Task brief: Which lines in the data below contain the word "company"? Copy each of them.
-------- Recorded information --------
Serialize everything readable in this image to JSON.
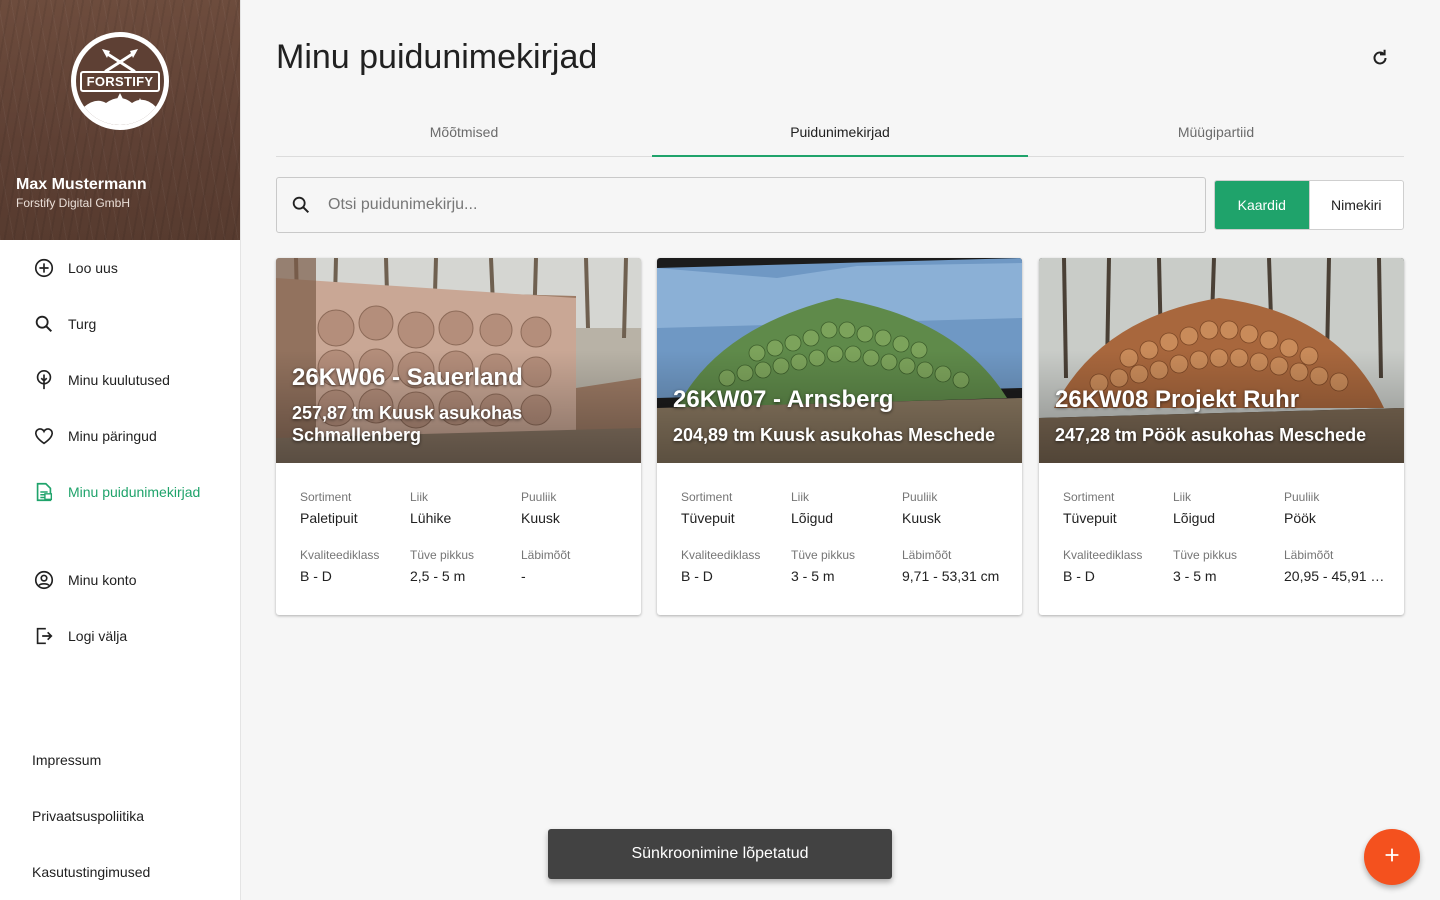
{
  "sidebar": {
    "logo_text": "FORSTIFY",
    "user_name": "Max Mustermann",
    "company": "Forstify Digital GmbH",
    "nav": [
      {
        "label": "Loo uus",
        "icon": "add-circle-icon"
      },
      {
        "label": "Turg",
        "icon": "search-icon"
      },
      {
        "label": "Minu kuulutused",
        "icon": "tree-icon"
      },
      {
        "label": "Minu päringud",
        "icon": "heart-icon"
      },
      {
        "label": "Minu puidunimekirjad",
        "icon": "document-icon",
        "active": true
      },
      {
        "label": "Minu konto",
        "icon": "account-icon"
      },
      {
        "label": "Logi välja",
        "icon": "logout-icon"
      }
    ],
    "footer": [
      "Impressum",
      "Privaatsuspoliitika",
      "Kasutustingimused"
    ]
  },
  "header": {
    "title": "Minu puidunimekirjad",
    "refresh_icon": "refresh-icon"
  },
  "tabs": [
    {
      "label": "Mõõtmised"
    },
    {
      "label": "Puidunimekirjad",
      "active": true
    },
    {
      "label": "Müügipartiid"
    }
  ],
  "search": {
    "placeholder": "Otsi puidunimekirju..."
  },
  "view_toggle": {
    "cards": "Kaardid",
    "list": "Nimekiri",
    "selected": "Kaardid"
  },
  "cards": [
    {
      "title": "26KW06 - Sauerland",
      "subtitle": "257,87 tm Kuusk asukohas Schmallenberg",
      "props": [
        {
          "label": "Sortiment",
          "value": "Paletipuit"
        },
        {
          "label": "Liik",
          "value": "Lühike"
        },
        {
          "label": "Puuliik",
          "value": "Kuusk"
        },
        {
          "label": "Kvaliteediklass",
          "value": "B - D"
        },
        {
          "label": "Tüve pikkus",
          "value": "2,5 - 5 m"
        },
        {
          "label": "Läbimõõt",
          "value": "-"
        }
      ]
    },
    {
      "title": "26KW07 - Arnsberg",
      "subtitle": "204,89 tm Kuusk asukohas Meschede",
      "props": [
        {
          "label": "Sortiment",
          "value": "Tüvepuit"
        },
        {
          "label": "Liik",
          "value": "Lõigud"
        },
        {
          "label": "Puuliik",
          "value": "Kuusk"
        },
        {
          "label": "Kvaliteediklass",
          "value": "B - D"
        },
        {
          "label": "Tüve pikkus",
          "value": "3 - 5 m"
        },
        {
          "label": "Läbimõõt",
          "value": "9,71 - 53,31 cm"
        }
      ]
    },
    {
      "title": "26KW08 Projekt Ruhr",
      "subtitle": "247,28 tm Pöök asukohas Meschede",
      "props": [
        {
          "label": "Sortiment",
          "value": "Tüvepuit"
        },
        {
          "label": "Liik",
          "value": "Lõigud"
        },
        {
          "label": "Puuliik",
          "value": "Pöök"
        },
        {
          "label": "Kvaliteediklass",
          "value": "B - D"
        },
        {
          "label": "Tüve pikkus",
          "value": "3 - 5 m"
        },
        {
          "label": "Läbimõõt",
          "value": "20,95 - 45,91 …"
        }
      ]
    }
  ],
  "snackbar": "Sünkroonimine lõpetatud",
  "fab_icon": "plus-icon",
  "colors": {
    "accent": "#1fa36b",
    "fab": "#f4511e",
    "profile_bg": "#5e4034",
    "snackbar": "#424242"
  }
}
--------
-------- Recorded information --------
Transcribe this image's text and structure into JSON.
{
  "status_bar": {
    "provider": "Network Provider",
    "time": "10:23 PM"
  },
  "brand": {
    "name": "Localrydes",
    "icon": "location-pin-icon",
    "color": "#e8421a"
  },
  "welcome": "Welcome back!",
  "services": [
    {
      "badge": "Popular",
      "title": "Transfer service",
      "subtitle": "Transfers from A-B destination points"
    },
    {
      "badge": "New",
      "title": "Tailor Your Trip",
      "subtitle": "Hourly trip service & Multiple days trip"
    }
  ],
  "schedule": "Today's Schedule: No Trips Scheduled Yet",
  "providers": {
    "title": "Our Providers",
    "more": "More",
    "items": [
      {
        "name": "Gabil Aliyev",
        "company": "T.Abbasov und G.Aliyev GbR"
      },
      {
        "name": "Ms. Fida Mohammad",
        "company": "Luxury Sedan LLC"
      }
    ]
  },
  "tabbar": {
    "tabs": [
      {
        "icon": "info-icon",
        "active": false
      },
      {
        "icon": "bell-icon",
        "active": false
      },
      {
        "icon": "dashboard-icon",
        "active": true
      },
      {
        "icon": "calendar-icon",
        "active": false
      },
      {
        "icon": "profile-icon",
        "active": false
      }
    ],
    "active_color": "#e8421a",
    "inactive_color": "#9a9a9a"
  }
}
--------
Problem solution:
    "company": "Forstify Digital GmbH",
        "company": "T.Abbasov und G.Aliyev GbR"
        "company": "Luxury Sedan LLC"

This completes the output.